Brown Law Firm FAQ Series
In the State of New Jersey, it is mandatory to carry insurance if you have a vehicle on the road. However, some individuals carry the minimum limits allowed under the law. Unfortunately, some of these underinsured drivers end up causing car accidents and hurting others. Some people believe that they can only recover up to the minimal policy limits of the underinsured driver, which is not always true. Let’s take a look at your car insurance policy and see if you are protecting yourself from underinsured drivers on the roadway.
How Can I Protect Myself from Underinsured Drivers?
Take a look at your car insurance policy and find the section for “Underinsured Motorists” or “UIM” coverage. This section is usually found along side the Uninsured Motorist coverage (UM coverage). This section can cover the gap, so to speak, between the minimal coverage limit of the person who caused the crash, and the actual settlement value of the injuries you suffered. You should see two numbers in that section, such as 250/500, 100/300, 50/100, 25/50, or 15/30.
The first number is the amount of UIM coverage offered, if you alone are injured. So if you have UIM policy limits of 250/500, you would have up to $250,000 available to compensate you for pain and suffering. The second number is the maximum amount that will be paid out per accident. So for example, if multiple people are injured, the most that will be paid out in total amongst the injured parties is $500,000.
How Does UIM Coverage Differ from UM Coverage?
The UM numbers come into play when a person is uninsured and caused an accident, or maybe someone caused an accident and sped off and no one knows who it was that caused the accident. If, for example, your UM section says 50/100, you would be able to recover up to $50,000 individually or $100,000 per accident, if multiple people are injured.
The big difference in how the policy limits work in UIM cases is the “credit” that is applied. For example, let’s say that the person who causes the accident has a 15/30 policy and you settle for the full $15,000. You then look to your UIM coverage for more because you were seriously injured. You would not have access to the full $50,000. You would have access to $50,000, minus the $15,000 you already received, albeit the “credit.” In this scenario, you would have access to an additional $35,000.
Knowing these tips, you can makes sure that you have good UM/UIM limits, as these limits dictate the maximum you will be able to recover if you are injured by an uninsured or underinsured driver.

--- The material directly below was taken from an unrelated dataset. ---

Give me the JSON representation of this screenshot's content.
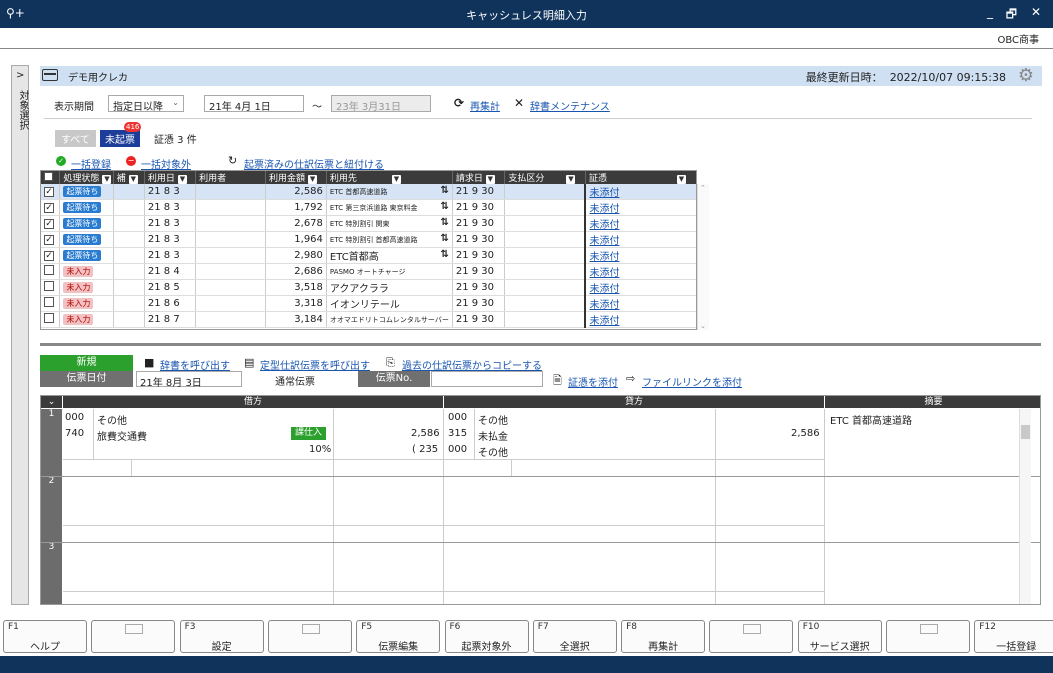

I hope this short lesson was helpful. Check back with our page to see the discussion on Tort reform and how it has changed the recovery process for pain and suffering claims.